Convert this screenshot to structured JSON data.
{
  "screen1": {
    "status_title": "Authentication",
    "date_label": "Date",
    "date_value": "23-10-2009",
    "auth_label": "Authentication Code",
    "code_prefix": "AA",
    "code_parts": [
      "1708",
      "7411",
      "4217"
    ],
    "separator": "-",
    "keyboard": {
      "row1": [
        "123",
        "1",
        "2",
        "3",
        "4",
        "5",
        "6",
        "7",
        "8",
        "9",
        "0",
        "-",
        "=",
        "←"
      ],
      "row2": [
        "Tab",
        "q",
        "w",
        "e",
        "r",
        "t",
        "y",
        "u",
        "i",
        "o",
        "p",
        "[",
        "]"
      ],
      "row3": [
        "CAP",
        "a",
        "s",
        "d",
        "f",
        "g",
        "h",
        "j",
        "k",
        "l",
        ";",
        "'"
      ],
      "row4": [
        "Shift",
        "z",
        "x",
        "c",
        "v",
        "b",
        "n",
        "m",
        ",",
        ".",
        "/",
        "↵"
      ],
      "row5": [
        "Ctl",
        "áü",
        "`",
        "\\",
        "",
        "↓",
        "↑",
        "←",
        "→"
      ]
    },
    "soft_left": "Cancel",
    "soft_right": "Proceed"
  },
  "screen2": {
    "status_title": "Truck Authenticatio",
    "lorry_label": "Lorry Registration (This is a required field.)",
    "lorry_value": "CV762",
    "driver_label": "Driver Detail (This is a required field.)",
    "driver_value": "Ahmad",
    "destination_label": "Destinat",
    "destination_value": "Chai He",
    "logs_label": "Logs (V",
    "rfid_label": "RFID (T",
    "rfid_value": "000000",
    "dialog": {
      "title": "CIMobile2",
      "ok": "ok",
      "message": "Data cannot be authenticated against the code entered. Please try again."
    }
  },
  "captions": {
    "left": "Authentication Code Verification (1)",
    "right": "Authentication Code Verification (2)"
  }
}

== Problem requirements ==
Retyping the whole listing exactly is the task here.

== Exercise output ==
Convert this screenshot to structured JSON data.
{
  "screen1": {
    "status_title": "Authentication",
    "date_label": "Date",
    "date_value": "23-10-2009",
    "auth_label": "Authentication Code",
    "code_prefix": "AA",
    "code_parts": [
      "1708",
      "7411",
      "4217"
    ],
    "separator": "-",
    "keyboard": {
      "row1": [
        "123",
        "1",
        "2",
        "3",
        "4",
        "5",
        "6",
        "7",
        "8",
        "9",
        "0",
        "-",
        "=",
        "←"
      ],
      "row2": [
        "Tab",
        "q",
        "w",
        "e",
        "r",
        "t",
        "y",
        "u",
        "i",
        "o",
        "p",
        "[",
        "]"
      ],
      "row3": [
        "CAP",
        "a",
        "s",
        "d",
        "f",
        "g",
        "h",
        "j",
        "k",
        "l",
        ";",
        "'"
      ],
      "row4": [
        "Shift",
        "z",
        "x",
        "c",
        "v",
        "b",
        "n",
        "m",
        ",",
        ".",
        "/",
        "↵"
      ],
      "row5": [
        "Ctl",
        "áü",
        "`",
        "\\",
        "",
        "↓",
        "↑",
        "←",
        "→"
      ]
    },
    "soft_left": "Cancel",
    "soft_right": "Proceed"
  },
  "screen2": {
    "status_title": "Truck Authenticatio",
    "lorry_label": "Lorry Registration (This is a required field.)",
    "lorry_value": "CV762",
    "driver_label": "Driver Detail (This is a required field.)",
    "driver_value": "Ahmad",
    "destination_label": "Destinat",
    "destination_value": "Chai He",
    "logs_label": "Logs (V",
    "rfid_label": "RFID (T",
    "rfid_value": "000000",
    "dialog": {
      "title": "CIMobile2",
      "ok": "ok",
      "message": "Data cannot be authenticated against the code entered. Please try again."
    }
  },
  "captions": {
    "left": "Authentication Code Verification (1)",
    "right": "Authentication Code Verification (2)"
  }
}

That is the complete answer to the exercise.